An Ode to Carrie Bradshaw
(Note: This post was originally published on Alyssa's personal blog.)
There were so many questions that I dreaded during college: “How many slices of pizza did you have last night?” “Did you drunk text again?” “What are you doing after school?”
But the one I feared the most was this:
“What’s your dream job?”
I’ve had several “dream jobs” over the course of my lifetime, including: veterinarian, actress, singer, groupie, doctor (only because I had the Barbie doll who was dressed like a doctor), and the list goes on. And the most recent dream job, and dream life even, was that of (wait for it):
Which obviously, I wasn’t going to actually say to anyone, to tell them that I wanted to live my life based on a television show character. If you haven’t watched/heard of Sex and the City, (which should probably change right now…), Carrie is a charismatic, witty, and talented writer who lives in Manhattan. And I wanted that so badly; I wanted to freelance, wanted to make the “bright lights, big city” transition somewhere on the west coast, wanted to have it all figured out, and also wanted her to narrate my life in a voice over.
While Carrie is about a million times cooler than I will ever be, it turned out that we had a lot in common; we both loved driving ourselves crazy with self-doubt, buying shoes, chasing after unattainable guys, and then writing it all down. And I, stubborn as the day is long, was convinced that this was the job I would have and the life I would lead after school, and I was heartbroken every time I tried in vain to find it.

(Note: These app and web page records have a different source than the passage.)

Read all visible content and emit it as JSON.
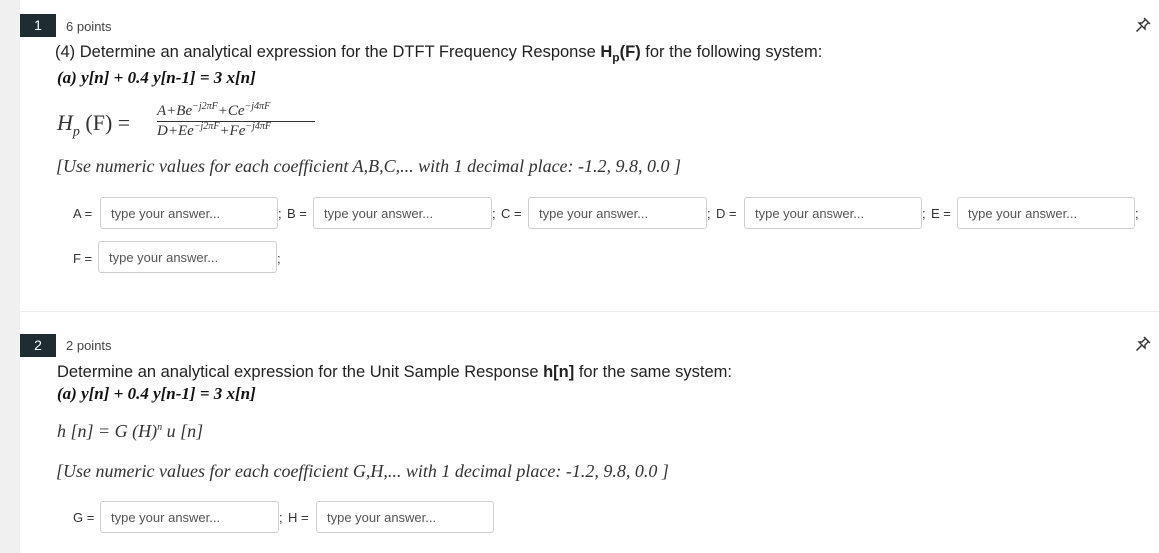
{
  "questions": [
    {
      "number": "1",
      "points": "6 points",
      "prompt_pre": "(4) Determine an analytical expression for the DTFT Frequency Response ",
      "prompt_bold_main": "H",
      "prompt_bold_sub": "p",
      "prompt_bold_after": "(F)",
      "prompt_post": " for the following system:",
      "equation": "(a) y[n] + 0.4 y[n-1]  = 3 x[n]",
      "formula_lhs": "H",
      "formula_lhs_sub": "p",
      "formula_lhs_arg": " (F) =",
      "numerator_A": "A+Be",
      "numerator_exp1": "−j2πF",
      "numerator_C": "+Ce",
      "numerator_exp2": "−j4πF",
      "denominator_D": "D+Ee",
      "denominator_exp1": "−j2πF",
      "denominator_F": "+Fe",
      "denominator_exp2": "−j4πF",
      "note": "[Use numeric values for each coefficient A,B,C,... with 1 decimal place: -1.2, 9.8, 0.0 ]",
      "fields": [
        {
          "label": "A =",
          "placeholder": "type your answer..."
        },
        {
          "label": "B =",
          "placeholder": "type your answer..."
        },
        {
          "label": "C =",
          "placeholder": "type your answer..."
        },
        {
          "label": "D =",
          "placeholder": "type your answer..."
        },
        {
          "label": "E =",
          "placeholder": "type your answer..."
        },
        {
          "label": "F =",
          "placeholder": "type your answer..."
        }
      ]
    },
    {
      "number": "2",
      "points": "2 points",
      "prompt_pre": "Determine an analytical expression for the Unit Sample Response ",
      "prompt_bold": "h[n]",
      "prompt_post": " for the same system:",
      "equation": "(a) y[n] + 0.4 y[n-1]  = 3 x[n]",
      "formula": "h [n] = G (H)",
      "formula_exp": "n",
      "formula_tail": " u [n]",
      "note": "[Use numeric values for each coefficient G,H,... with 1 decimal place: -1.2, 9.8, 0.0 ]",
      "fields": [
        {
          "label": "G =",
          "placeholder": "type your answer..."
        },
        {
          "label": "H =",
          "placeholder": "type your answer..."
        }
      ]
    }
  ],
  "separator": ";",
  "icons": {
    "pin": "pin-icon"
  },
  "colors": {
    "badge_bg": "#1f2d33",
    "badge_text": "#ffffff",
    "leftbar": "#f0f0f0"
  }
}
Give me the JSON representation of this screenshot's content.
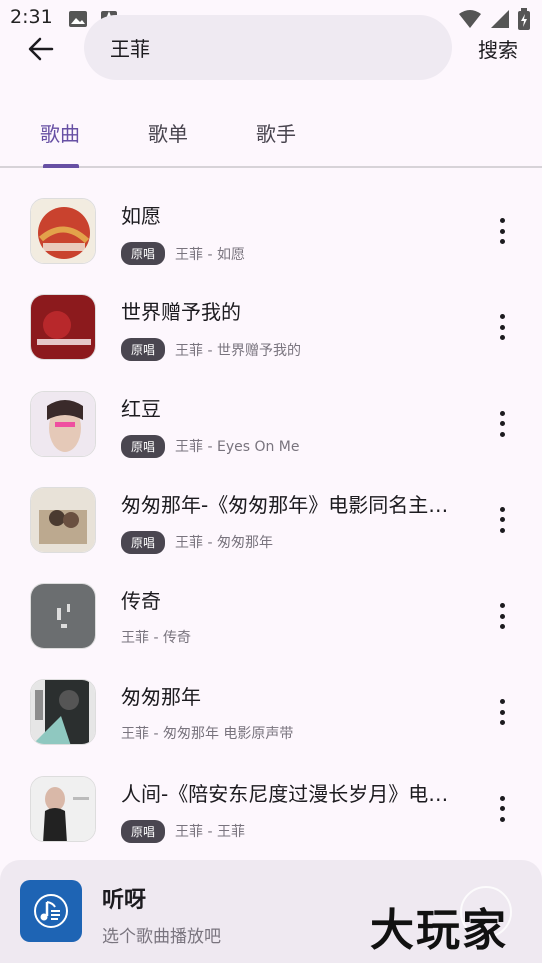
{
  "status_bar": {
    "time": "2:31"
  },
  "header": {
    "search_value": "王菲",
    "search_button": "搜索"
  },
  "tabs": [
    {
      "label": "歌曲",
      "active": true
    },
    {
      "label": "歌单",
      "active": false
    },
    {
      "label": "歌手",
      "active": false
    }
  ],
  "songs": [
    {
      "title": "如愿",
      "badge": "原唱",
      "subtitle": "王菲 - 如愿",
      "cover_color": "#c9422e"
    },
    {
      "title": "世界赠予我的",
      "badge": "原唱",
      "subtitle": "王菲 - 世界赠予我的",
      "cover_color": "#8c1a1d"
    },
    {
      "title": "红豆",
      "badge": "原唱",
      "subtitle": "王菲 - Eyes On Me",
      "cover_color": "#e7dde9"
    },
    {
      "title": "匆匆那年-《匆匆那年》电影同名主题曲",
      "badge": "原唱",
      "subtitle": "王菲 - 匆匆那年",
      "cover_color": "#bca98f"
    },
    {
      "title": "传奇",
      "badge": "",
      "subtitle": "王菲 - 传奇",
      "cover_color": "#6b6e70"
    },
    {
      "title": "匆匆那年",
      "badge": "",
      "subtitle": "王菲 - 匆匆那年 电影原声带",
      "cover_color": "#2b2f2f"
    },
    {
      "title": "人间-《陪安东尼度过漫长岁月》电影插曲",
      "badge": "原唱",
      "subtitle": "王菲 - 王菲",
      "cover_color": "#dcdcdc"
    }
  ],
  "player": {
    "title": "听呀",
    "subtitle": "选个歌曲播放吧",
    "art_color": "#1e64b4"
  },
  "watermark": "大玩家"
}
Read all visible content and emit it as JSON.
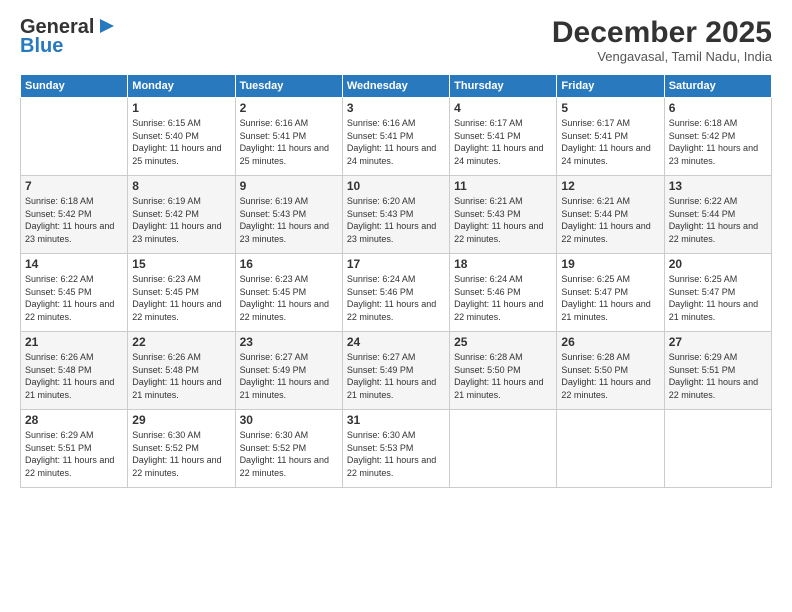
{
  "logo": {
    "line1": "General",
    "line2": "Blue",
    "arrow": "▶"
  },
  "header": {
    "month": "December 2025",
    "location": "Vengavasal, Tamil Nadu, India"
  },
  "weekdays": [
    "Sunday",
    "Monday",
    "Tuesday",
    "Wednesday",
    "Thursday",
    "Friday",
    "Saturday"
  ],
  "weeks": [
    [
      {
        "day": "",
        "sunrise": "",
        "sunset": "",
        "daylight": ""
      },
      {
        "day": "1",
        "sunrise": "Sunrise: 6:15 AM",
        "sunset": "Sunset: 5:40 PM",
        "daylight": "Daylight: 11 hours and 25 minutes."
      },
      {
        "day": "2",
        "sunrise": "Sunrise: 6:16 AM",
        "sunset": "Sunset: 5:41 PM",
        "daylight": "Daylight: 11 hours and 25 minutes."
      },
      {
        "day": "3",
        "sunrise": "Sunrise: 6:16 AM",
        "sunset": "Sunset: 5:41 PM",
        "daylight": "Daylight: 11 hours and 24 minutes."
      },
      {
        "day": "4",
        "sunrise": "Sunrise: 6:17 AM",
        "sunset": "Sunset: 5:41 PM",
        "daylight": "Daylight: 11 hours and 24 minutes."
      },
      {
        "day": "5",
        "sunrise": "Sunrise: 6:17 AM",
        "sunset": "Sunset: 5:41 PM",
        "daylight": "Daylight: 11 hours and 24 minutes."
      },
      {
        "day": "6",
        "sunrise": "Sunrise: 6:18 AM",
        "sunset": "Sunset: 5:42 PM",
        "daylight": "Daylight: 11 hours and 23 minutes."
      }
    ],
    [
      {
        "day": "7",
        "sunrise": "Sunrise: 6:18 AM",
        "sunset": "Sunset: 5:42 PM",
        "daylight": "Daylight: 11 hours and 23 minutes."
      },
      {
        "day": "8",
        "sunrise": "Sunrise: 6:19 AM",
        "sunset": "Sunset: 5:42 PM",
        "daylight": "Daylight: 11 hours and 23 minutes."
      },
      {
        "day": "9",
        "sunrise": "Sunrise: 6:19 AM",
        "sunset": "Sunset: 5:43 PM",
        "daylight": "Daylight: 11 hours and 23 minutes."
      },
      {
        "day": "10",
        "sunrise": "Sunrise: 6:20 AM",
        "sunset": "Sunset: 5:43 PM",
        "daylight": "Daylight: 11 hours and 23 minutes."
      },
      {
        "day": "11",
        "sunrise": "Sunrise: 6:21 AM",
        "sunset": "Sunset: 5:43 PM",
        "daylight": "Daylight: 11 hours and 22 minutes."
      },
      {
        "day": "12",
        "sunrise": "Sunrise: 6:21 AM",
        "sunset": "Sunset: 5:44 PM",
        "daylight": "Daylight: 11 hours and 22 minutes."
      },
      {
        "day": "13",
        "sunrise": "Sunrise: 6:22 AM",
        "sunset": "Sunset: 5:44 PM",
        "daylight": "Daylight: 11 hours and 22 minutes."
      }
    ],
    [
      {
        "day": "14",
        "sunrise": "Sunrise: 6:22 AM",
        "sunset": "Sunset: 5:45 PM",
        "daylight": "Daylight: 11 hours and 22 minutes."
      },
      {
        "day": "15",
        "sunrise": "Sunrise: 6:23 AM",
        "sunset": "Sunset: 5:45 PM",
        "daylight": "Daylight: 11 hours and 22 minutes."
      },
      {
        "day": "16",
        "sunrise": "Sunrise: 6:23 AM",
        "sunset": "Sunset: 5:45 PM",
        "daylight": "Daylight: 11 hours and 22 minutes."
      },
      {
        "day": "17",
        "sunrise": "Sunrise: 6:24 AM",
        "sunset": "Sunset: 5:46 PM",
        "daylight": "Daylight: 11 hours and 22 minutes."
      },
      {
        "day": "18",
        "sunrise": "Sunrise: 6:24 AM",
        "sunset": "Sunset: 5:46 PM",
        "daylight": "Daylight: 11 hours and 22 minutes."
      },
      {
        "day": "19",
        "sunrise": "Sunrise: 6:25 AM",
        "sunset": "Sunset: 5:47 PM",
        "daylight": "Daylight: 11 hours and 21 minutes."
      },
      {
        "day": "20",
        "sunrise": "Sunrise: 6:25 AM",
        "sunset": "Sunset: 5:47 PM",
        "daylight": "Daylight: 11 hours and 21 minutes."
      }
    ],
    [
      {
        "day": "21",
        "sunrise": "Sunrise: 6:26 AM",
        "sunset": "Sunset: 5:48 PM",
        "daylight": "Daylight: 11 hours and 21 minutes."
      },
      {
        "day": "22",
        "sunrise": "Sunrise: 6:26 AM",
        "sunset": "Sunset: 5:48 PM",
        "daylight": "Daylight: 11 hours and 21 minutes."
      },
      {
        "day": "23",
        "sunrise": "Sunrise: 6:27 AM",
        "sunset": "Sunset: 5:49 PM",
        "daylight": "Daylight: 11 hours and 21 minutes."
      },
      {
        "day": "24",
        "sunrise": "Sunrise: 6:27 AM",
        "sunset": "Sunset: 5:49 PM",
        "daylight": "Daylight: 11 hours and 21 minutes."
      },
      {
        "day": "25",
        "sunrise": "Sunrise: 6:28 AM",
        "sunset": "Sunset: 5:50 PM",
        "daylight": "Daylight: 11 hours and 21 minutes."
      },
      {
        "day": "26",
        "sunrise": "Sunrise: 6:28 AM",
        "sunset": "Sunset: 5:50 PM",
        "daylight": "Daylight: 11 hours and 22 minutes."
      },
      {
        "day": "27",
        "sunrise": "Sunrise: 6:29 AM",
        "sunset": "Sunset: 5:51 PM",
        "daylight": "Daylight: 11 hours and 22 minutes."
      }
    ],
    [
      {
        "day": "28",
        "sunrise": "Sunrise: 6:29 AM",
        "sunset": "Sunset: 5:51 PM",
        "daylight": "Daylight: 11 hours and 22 minutes."
      },
      {
        "day": "29",
        "sunrise": "Sunrise: 6:30 AM",
        "sunset": "Sunset: 5:52 PM",
        "daylight": "Daylight: 11 hours and 22 minutes."
      },
      {
        "day": "30",
        "sunrise": "Sunrise: 6:30 AM",
        "sunset": "Sunset: 5:52 PM",
        "daylight": "Daylight: 11 hours and 22 minutes."
      },
      {
        "day": "31",
        "sunrise": "Sunrise: 6:30 AM",
        "sunset": "Sunset: 5:53 PM",
        "daylight": "Daylight: 11 hours and 22 minutes."
      },
      {
        "day": "",
        "sunrise": "",
        "sunset": "",
        "daylight": ""
      },
      {
        "day": "",
        "sunrise": "",
        "sunset": "",
        "daylight": ""
      },
      {
        "day": "",
        "sunrise": "",
        "sunset": "",
        "daylight": ""
      }
    ]
  ]
}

It’s discouraging when you work something up in your head for so long and nothing comes of it; the moment I put something in there, I can’t let it go for the life of me. And it’s even more discouraging when you realize that what you want may not exactly be what you need. But John Steinbeck once wrote to his sons: “I have discovered that there are other rivers. A great many never come to know that there are other rivers.” I over-analyze literature like I over-analyze everything else, but what I took from this is that sometimes, we try to cling so hard onto what we know, simply because it’s what we know. But you have to allow your dreams to change so constantly because you are changing so constantly. There are other rivers, and other cities, and other places to grow in. And often, they are the ones you would never expect.
Did I ever see myself in marketing? Was this ever a dream job for me? No. Besides watching Mad Men which made me think I had a clue about advertising, I seriously would have never told you that this is where I would end up. I don’t have an analytical mind, I’m reserved, I couldn’t strike up the confidence to sell myself to you even if I wanted to, and if I tried to pitch you an idea, I would probably apologize for it afterwards.
Honestly, I never thought I would be in marketing. I never thought I would end up staying here. I never thought I would be writing for clients whose companies range from wine to cat litter. I never thought I would work among people who not only remind me to stay creative, but also encourage it. I never thought I would find a place where, after all of this time, I finally feel like I fit.
And I couldn’t help but wonder.
Maybe, if you’re lucky, you’ll find your dream job.
And maybe, if you’re even luckier, you won’t.